and the courts. Should that situation arise, we are confident
that the experienced and able district judge, as a
consequence of his familiarity with prior proceedings, can
devise ways to lessen those burdens and facilitate an
appropriate, efficient resolution.").
2013, the United States and private plaintiffs re-filed the
action against the State of New York; Andrew M. Cuomo, in his
official capacity as Governor of the State of New York; DOH
and the Commissioner of DOH; and OMH and the Commissioner of
OMH. See United States v. New York, No. 13-CV-4165
(NGG) (ST)); O'Toole et al. v. Cuomo et al., No.
13-CV-4166 (NGG) (ST) (together with United States v. New

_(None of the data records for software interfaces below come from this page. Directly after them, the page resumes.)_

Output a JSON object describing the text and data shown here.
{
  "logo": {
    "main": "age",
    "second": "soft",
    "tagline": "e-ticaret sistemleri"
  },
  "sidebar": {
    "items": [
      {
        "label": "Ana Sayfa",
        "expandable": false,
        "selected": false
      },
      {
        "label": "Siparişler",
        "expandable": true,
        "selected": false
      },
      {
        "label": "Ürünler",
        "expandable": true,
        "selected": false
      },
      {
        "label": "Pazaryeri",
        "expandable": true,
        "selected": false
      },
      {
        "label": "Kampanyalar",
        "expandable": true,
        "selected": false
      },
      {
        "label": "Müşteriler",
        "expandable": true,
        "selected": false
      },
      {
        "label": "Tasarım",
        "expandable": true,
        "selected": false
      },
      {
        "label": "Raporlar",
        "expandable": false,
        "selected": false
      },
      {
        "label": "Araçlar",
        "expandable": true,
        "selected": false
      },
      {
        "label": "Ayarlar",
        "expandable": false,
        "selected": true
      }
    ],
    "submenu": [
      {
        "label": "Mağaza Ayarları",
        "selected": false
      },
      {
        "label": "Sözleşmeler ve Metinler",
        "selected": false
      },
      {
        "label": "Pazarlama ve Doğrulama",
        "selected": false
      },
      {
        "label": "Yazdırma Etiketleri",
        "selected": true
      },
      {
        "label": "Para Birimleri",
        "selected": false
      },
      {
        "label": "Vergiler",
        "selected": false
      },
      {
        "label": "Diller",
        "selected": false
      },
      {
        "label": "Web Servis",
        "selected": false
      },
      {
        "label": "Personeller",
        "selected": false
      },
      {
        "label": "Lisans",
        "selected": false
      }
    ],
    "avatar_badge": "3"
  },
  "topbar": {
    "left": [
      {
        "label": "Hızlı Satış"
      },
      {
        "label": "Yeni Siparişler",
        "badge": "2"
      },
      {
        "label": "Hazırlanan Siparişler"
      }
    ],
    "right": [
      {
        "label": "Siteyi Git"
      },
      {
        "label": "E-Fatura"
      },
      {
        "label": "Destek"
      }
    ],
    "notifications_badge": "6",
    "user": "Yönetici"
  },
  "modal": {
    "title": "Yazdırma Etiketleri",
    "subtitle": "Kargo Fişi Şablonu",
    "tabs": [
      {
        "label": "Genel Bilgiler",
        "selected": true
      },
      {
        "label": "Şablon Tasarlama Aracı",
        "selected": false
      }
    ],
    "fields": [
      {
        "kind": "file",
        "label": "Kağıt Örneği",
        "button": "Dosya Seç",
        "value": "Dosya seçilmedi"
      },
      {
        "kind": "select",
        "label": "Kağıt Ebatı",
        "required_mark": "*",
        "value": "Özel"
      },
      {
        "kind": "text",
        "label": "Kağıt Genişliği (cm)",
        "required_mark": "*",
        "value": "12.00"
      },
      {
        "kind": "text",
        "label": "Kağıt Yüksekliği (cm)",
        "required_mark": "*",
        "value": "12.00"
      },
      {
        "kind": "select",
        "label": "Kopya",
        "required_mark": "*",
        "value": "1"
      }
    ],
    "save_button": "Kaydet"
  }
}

York, "DAI II”). Then-Chief Judge
Carol Bagley Amon assigned the case to the undersigned.
(Order Reassigning Case (DAI II Dkt. 4).) Shortly

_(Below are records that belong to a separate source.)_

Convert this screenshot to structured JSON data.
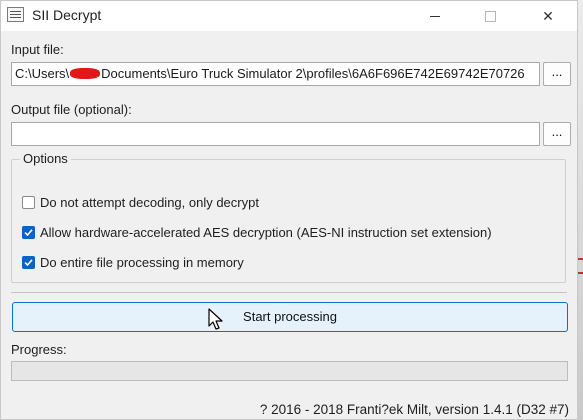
{
  "window": {
    "title": "SII Decrypt",
    "minimize_icon": "minimize-icon",
    "maximize_icon": "maximize-icon",
    "close_symbol": "✕"
  },
  "input": {
    "label": "Input file:",
    "value_before_redaction": "C:\\Users\\",
    "value_after_redaction": "Documents\\Euro Truck Simulator 2\\profiles\\6A6F696E742E69742E70726",
    "browse_label": "..."
  },
  "output": {
    "label": "Output file (optional):",
    "value": "",
    "browse_label": "..."
  },
  "options": {
    "title": "Options",
    "items": [
      {
        "label": "Do not attempt decoding, only decrypt",
        "checked": false
      },
      {
        "label": "Allow hardware-accelerated AES decryption (AES-NI instruction set extension)",
        "checked": true
      },
      {
        "label": "Do entire file processing in memory",
        "checked": true
      }
    ]
  },
  "start_button": "Start processing",
  "progress": {
    "label": "Progress:",
    "value": 0
  },
  "status_bar": "? 2016 - 2018 Franti?ek Milt, version 1.4.1 (D32 #7)",
  "colors": {
    "accent": "#0b63c7",
    "button_bg": "#e5f1fb",
    "redaction": "#e01818"
  }
}
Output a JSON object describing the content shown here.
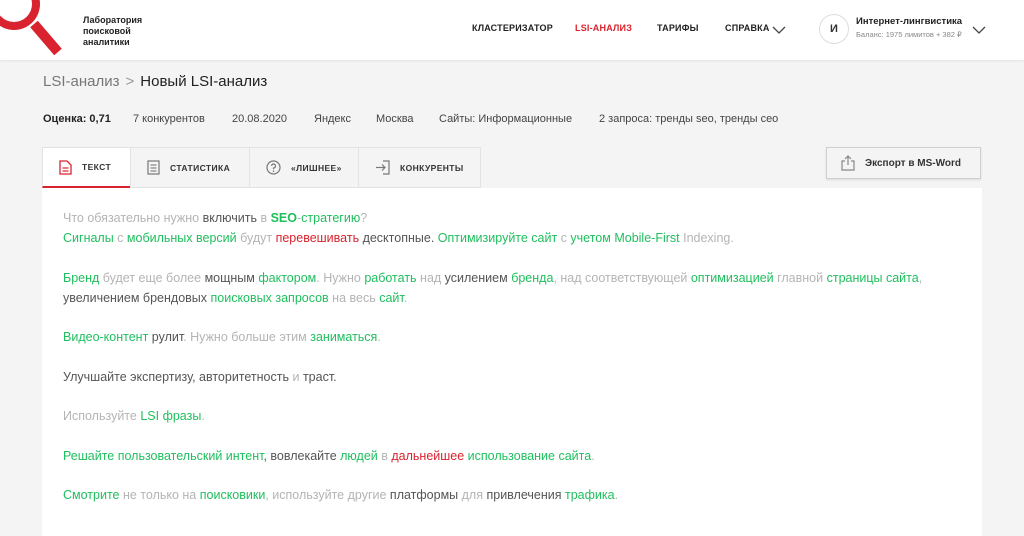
{
  "header": {
    "logo_line1": "Лаборатория",
    "logo_line2": "поисковой",
    "logo_line3": "аналитики",
    "nav": {
      "clusterizer": "КЛАСТЕРИЗАТОР",
      "lsi": "LSI-АНАЛИЗ",
      "tariffs": "ТАРИФЫ",
      "help": "СПРАВКА"
    },
    "user": {
      "initial": "И",
      "name": "Интернет-лингвистика",
      "balance": "Баланс: 1975 лимитов + 382 ₽"
    }
  },
  "breadcrumb": {
    "parent": "LSI-анализ",
    "separator": ">",
    "current": "Новый LSI-анализ"
  },
  "meta": {
    "score_label": "Оценка: 0,71",
    "competitors": "7 конкурентов",
    "date": "20.08.2020",
    "engine": "Яндекс",
    "city": "Москва",
    "sites": "Сайты: Информационные",
    "queries": "2 запроса: тренды seo, тренды сео"
  },
  "tabs": {
    "text": "ТЕКСТ",
    "stats": "СТАТИСТИКА",
    "extra": "«ЛИШНЕЕ»",
    "competitors": "КОНКУРЕНТЫ"
  },
  "export_label": "Экспорт в MS-Word",
  "colors": {
    "accent": "#d9232e",
    "green": "#1fbf5e",
    "gray": "#b4b4b4"
  },
  "text": {
    "p1": [
      {
        "t": "Что обязательно нужно ",
        "c": "gray"
      },
      {
        "t": "включить",
        "c": "dark"
      },
      {
        "t": " в ",
        "c": "gray"
      },
      {
        "t": "SEO",
        "c": "green",
        "b": true
      },
      {
        "t": "-",
        "c": "gray"
      },
      {
        "t": "стратегию",
        "c": "green"
      },
      {
        "t": "?",
        "c": "gray"
      }
    ],
    "p2": [
      {
        "t": "Сигналы",
        "c": "green"
      },
      {
        "t": " с ",
        "c": "gray"
      },
      {
        "t": "мобильных версий",
        "c": "green"
      },
      {
        "t": " будут ",
        "c": "gray"
      },
      {
        "t": "перевешивать",
        "c": "red"
      },
      {
        "t": " десктопные. ",
        "c": "dark"
      },
      {
        "t": "Оптимизируйте сайт",
        "c": "green"
      },
      {
        "t": " с ",
        "c": "gray"
      },
      {
        "t": "учетом",
        "c": "green"
      },
      {
        "t": " Mobile-First",
        "c": "green"
      },
      {
        "t": " Indexing.",
        "c": "gray"
      }
    ],
    "p3a": [
      {
        "t": "Бренд",
        "c": "green"
      },
      {
        "t": " будет еще более ",
        "c": "gray"
      },
      {
        "t": "мощным",
        "c": "dark"
      },
      {
        "t": " ",
        "c": "gray"
      },
      {
        "t": "фактором",
        "c": "green"
      },
      {
        "t": ". Нужно ",
        "c": "gray"
      },
      {
        "t": "работать",
        "c": "green"
      },
      {
        "t": " над ",
        "c": "gray"
      },
      {
        "t": "усилением",
        "c": "dark"
      },
      {
        "t": " ",
        "c": "gray"
      },
      {
        "t": "бренда",
        "c": "green"
      },
      {
        "t": ", над соответствующей ",
        "c": "gray"
      },
      {
        "t": "оптимизацией",
        "c": "green"
      },
      {
        "t": " главной ",
        "c": "gray"
      },
      {
        "t": "страницы сайта",
        "c": "green"
      },
      {
        "t": ",",
        "c": "gray"
      }
    ],
    "p3b": [
      {
        "t": "увеличением брендовых ",
        "c": "dark"
      },
      {
        "t": "поисковых запросов",
        "c": "green"
      },
      {
        "t": " на весь ",
        "c": "gray"
      },
      {
        "t": "сайт",
        "c": "green"
      },
      {
        "t": ".",
        "c": "gray"
      }
    ],
    "p4": [
      {
        "t": "Видео-контент",
        "c": "green"
      },
      {
        "t": " рулит",
        "c": "dark"
      },
      {
        "t": ". Нужно больше этим ",
        "c": "gray"
      },
      {
        "t": "заниматься",
        "c": "green"
      },
      {
        "t": ".",
        "c": "gray"
      }
    ],
    "p5": [
      {
        "t": "Улучшайте экспертизу, авторитетность",
        "c": "dark"
      },
      {
        "t": " и ",
        "c": "gray"
      },
      {
        "t": "траст.",
        "c": "dark"
      }
    ],
    "p6": [
      {
        "t": "Используйте ",
        "c": "gray"
      },
      {
        "t": "LSI фразы",
        "c": "green"
      },
      {
        "t": ".",
        "c": "gray"
      }
    ],
    "p7": [
      {
        "t": "Решайте пользовательский",
        "c": "green"
      },
      {
        "t": " ",
        "c": "gray"
      },
      {
        "t": "интент",
        "c": "green"
      },
      {
        "t": ", вовлекайте ",
        "c": "dark"
      },
      {
        "t": "людей",
        "c": "green"
      },
      {
        "t": " в ",
        "c": "gray"
      },
      {
        "t": "дальнейшее",
        "c": "red"
      },
      {
        "t": " ",
        "c": "gray"
      },
      {
        "t": "использование",
        "c": "green"
      },
      {
        "t": " ",
        "c": "gray"
      },
      {
        "t": "сайта",
        "c": "green"
      },
      {
        "t": ".",
        "c": "gray"
      }
    ],
    "p8": [
      {
        "t": "Смотрите",
        "c": "green"
      },
      {
        "t": " не только на ",
        "c": "gray"
      },
      {
        "t": "поисковики",
        "c": "green"
      },
      {
        "t": ", используйте другие ",
        "c": "gray"
      },
      {
        "t": "платформы",
        "c": "dark"
      },
      {
        "t": " для ",
        "c": "gray"
      },
      {
        "t": "привлечения",
        "c": "dark"
      },
      {
        "t": " ",
        "c": "gray"
      },
      {
        "t": "трафика",
        "c": "green"
      },
      {
        "t": ".",
        "c": "gray"
      }
    ]
  }
}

thereafter, the court certified the class of private
plaintiffs (collectively, the "DAI Class" and
individually, the "DAI Class Members"), and the
parties entered into a settlement agreement (the
"Settlement Agreement"). (See Nov. 20, 2013, Order
(Class Dkt. 23); Proposed Stip. & Order of Settlement
(DAI II Dkt. 5).) After two separate revisions of
the proposed settlement and after conducting a fairness
hearing on the proposed settlement, the court so-ordered the
Settlement Agreement. (See Oct. 10, 2013, Order (Class Dkt.
12); Mar. 17, 2014, Order (Class Dkt. 59).) The court
continues to oversee implementation of the Settlement
Agreement, meeting with the parties at least quarterly to
discuss their progress towards the goals outlined in the
agreement. (See 2d Am. Stip. & Order of Settlement
("2d Am. Settlement") (DAI II Diet. 112).)
adult homes did not participate in DAII and they are
not parties to DAI II or signatories to the
Settlement Agreement. Notwithstanding, in the course of
adjudicating these cases, as well as the instant case, the
court has become familiar with the practices of the adult
homes and their counsel. The undersigned's opinions-or,
more aptly put, perceived opinions- of the adult homes are
based on facts developed in the course of DAII,
DAI II, and this case, rather than any extrajudicial
undersigned has reviewed Plaintiffs' allegations and
determines that there is no basis for recusal,
Plaintiffs' claim under 28 U.S.C. § 455(a) fails as
"a reasonable person, knowing all the facts, would [not]
reasonably question the judge's impartiality."
Yousef, 327 F.3d at 169 (2d Cir. 2003). Because
Plaintiffs cannot sustain their claim under Section 455(a),
their arguments for disqualification under the Due Process
Clause and Canon 3C of the Code of Conduct also fail. See
supra Sections I.B.-C. Accordingly, Plaintiffs'
Motion is denied.
The Undersigned's Remarks ...